• _Website and app data records_

[Start of section]

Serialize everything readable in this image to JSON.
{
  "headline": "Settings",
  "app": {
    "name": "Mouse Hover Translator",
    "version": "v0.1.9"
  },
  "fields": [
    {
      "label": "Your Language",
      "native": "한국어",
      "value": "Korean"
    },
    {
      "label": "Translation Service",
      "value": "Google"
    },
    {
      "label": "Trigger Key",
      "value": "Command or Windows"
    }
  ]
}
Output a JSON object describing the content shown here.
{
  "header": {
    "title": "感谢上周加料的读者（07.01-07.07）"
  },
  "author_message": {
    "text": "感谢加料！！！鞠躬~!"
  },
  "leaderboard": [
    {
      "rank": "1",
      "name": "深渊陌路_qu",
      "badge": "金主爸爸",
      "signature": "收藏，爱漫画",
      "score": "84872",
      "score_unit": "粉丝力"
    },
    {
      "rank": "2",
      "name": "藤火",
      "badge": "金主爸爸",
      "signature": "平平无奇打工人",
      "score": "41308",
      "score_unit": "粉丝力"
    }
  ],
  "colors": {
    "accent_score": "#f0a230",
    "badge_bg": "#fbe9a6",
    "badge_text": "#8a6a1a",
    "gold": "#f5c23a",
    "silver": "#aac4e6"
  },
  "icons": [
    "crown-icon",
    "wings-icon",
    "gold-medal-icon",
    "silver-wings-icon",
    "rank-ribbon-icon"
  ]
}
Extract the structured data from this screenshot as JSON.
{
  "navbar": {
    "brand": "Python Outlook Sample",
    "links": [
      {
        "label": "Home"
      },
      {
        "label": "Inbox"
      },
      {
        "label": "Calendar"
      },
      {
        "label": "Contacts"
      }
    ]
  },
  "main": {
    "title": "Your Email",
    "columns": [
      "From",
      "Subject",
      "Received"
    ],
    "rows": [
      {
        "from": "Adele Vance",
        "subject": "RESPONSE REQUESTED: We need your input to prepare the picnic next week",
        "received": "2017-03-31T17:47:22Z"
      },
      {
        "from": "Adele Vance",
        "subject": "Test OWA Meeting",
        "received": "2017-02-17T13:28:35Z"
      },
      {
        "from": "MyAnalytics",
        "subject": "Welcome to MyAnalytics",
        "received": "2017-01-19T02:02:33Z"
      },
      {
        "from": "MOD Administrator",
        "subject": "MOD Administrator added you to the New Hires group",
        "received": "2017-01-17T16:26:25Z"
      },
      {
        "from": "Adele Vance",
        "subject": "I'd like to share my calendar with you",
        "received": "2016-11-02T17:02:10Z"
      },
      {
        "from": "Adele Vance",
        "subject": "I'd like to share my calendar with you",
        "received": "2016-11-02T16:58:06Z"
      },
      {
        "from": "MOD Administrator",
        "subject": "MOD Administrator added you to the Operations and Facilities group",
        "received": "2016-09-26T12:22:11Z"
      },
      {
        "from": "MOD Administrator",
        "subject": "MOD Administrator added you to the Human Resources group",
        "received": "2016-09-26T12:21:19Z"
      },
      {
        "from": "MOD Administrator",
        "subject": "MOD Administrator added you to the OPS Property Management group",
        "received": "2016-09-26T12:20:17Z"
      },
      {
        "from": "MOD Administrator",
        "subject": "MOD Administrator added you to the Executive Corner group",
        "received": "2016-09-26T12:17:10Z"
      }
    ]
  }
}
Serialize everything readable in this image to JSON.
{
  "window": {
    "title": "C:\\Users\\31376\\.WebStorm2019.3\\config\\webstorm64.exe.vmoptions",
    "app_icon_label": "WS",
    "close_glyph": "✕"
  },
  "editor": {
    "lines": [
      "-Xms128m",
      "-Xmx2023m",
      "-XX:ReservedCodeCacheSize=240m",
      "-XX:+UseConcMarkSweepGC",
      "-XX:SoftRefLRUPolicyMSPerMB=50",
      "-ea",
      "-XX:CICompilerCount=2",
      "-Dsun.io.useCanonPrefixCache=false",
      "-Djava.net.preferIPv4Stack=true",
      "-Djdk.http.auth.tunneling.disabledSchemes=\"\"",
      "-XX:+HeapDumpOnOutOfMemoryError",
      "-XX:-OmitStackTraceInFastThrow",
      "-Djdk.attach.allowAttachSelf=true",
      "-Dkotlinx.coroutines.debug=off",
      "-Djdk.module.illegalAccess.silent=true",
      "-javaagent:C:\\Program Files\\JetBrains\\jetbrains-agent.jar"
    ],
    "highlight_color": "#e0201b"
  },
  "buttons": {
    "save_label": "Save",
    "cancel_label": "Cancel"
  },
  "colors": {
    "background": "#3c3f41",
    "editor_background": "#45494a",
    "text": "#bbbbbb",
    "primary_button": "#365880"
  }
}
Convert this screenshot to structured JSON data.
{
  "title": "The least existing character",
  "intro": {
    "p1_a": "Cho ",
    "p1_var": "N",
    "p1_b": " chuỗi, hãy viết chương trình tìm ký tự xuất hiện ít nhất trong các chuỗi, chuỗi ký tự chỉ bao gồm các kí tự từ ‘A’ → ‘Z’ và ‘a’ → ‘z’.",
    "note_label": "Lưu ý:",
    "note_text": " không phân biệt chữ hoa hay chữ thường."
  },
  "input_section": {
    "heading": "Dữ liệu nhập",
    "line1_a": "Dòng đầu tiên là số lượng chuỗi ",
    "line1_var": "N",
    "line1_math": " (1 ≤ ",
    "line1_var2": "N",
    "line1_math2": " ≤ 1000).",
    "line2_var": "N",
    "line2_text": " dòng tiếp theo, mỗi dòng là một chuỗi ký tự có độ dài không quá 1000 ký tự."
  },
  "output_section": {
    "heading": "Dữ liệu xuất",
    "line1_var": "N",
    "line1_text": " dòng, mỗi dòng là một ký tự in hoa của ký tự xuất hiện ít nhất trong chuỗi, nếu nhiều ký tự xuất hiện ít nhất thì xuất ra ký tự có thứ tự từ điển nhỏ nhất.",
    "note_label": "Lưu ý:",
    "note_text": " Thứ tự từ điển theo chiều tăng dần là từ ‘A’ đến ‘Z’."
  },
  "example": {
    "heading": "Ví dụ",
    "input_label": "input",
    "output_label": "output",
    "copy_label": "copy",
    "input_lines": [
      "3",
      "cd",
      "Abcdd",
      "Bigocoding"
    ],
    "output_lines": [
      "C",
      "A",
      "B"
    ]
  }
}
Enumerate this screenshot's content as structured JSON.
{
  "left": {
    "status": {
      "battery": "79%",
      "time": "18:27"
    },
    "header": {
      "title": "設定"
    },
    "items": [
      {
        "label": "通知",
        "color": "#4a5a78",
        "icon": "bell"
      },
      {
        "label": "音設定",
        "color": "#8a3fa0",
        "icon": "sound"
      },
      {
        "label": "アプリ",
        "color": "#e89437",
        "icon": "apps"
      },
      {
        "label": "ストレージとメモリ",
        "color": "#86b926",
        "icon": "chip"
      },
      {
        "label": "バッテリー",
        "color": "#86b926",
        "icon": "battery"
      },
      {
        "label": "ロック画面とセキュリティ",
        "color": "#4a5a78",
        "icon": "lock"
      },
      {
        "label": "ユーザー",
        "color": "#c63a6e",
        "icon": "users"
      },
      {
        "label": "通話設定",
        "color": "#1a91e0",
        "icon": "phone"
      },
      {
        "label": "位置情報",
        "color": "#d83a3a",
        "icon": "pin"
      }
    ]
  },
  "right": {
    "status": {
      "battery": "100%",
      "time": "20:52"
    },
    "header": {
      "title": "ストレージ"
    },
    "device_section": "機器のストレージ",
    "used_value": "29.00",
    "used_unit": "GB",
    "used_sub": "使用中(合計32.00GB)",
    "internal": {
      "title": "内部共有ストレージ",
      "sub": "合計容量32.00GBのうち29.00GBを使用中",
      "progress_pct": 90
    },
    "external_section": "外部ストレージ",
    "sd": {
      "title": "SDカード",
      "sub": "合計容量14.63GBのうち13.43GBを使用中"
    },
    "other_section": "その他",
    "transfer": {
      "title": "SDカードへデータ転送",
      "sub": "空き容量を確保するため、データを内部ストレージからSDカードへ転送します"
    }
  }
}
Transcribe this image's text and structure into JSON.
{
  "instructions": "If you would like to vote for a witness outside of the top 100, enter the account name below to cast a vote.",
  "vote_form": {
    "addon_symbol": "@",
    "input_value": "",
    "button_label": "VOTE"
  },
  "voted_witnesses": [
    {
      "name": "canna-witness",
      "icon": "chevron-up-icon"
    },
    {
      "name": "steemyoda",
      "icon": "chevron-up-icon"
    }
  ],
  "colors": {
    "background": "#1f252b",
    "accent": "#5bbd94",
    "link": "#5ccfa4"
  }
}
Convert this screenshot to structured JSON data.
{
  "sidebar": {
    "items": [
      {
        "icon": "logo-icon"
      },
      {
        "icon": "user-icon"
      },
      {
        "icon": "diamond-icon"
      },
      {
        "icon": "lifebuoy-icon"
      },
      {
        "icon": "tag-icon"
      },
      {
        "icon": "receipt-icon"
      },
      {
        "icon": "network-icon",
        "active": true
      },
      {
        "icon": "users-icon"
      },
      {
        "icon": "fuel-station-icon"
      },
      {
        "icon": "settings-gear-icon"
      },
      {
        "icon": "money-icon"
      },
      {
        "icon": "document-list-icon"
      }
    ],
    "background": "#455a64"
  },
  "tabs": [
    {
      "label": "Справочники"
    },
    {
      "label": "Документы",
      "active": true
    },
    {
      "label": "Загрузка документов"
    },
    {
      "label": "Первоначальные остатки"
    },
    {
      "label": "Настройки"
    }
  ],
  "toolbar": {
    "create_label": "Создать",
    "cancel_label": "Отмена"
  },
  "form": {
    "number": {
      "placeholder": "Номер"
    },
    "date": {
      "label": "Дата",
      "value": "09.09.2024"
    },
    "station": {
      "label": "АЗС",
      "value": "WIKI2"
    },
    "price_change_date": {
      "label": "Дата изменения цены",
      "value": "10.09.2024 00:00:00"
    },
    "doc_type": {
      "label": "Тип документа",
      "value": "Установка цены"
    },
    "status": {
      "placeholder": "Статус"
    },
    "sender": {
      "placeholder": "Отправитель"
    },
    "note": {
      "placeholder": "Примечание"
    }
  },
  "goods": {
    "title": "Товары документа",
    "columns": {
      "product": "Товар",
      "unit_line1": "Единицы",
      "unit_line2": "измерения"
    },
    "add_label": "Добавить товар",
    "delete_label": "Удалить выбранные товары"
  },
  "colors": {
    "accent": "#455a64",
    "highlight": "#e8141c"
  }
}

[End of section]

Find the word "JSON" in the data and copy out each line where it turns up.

Serialize everything readable in this image to JSON.
Output a JSON object describing the content shown here.
Extract the structured data from this screenshot as JSON.
Serialize everything readable in this image to JSON.
Convert this screenshot to structured JSON data.
Enumerate this screenshot's content as structured JSON.
Transcribe this image's text and structure into JSON.
Convert this screenshot to structured JSON data.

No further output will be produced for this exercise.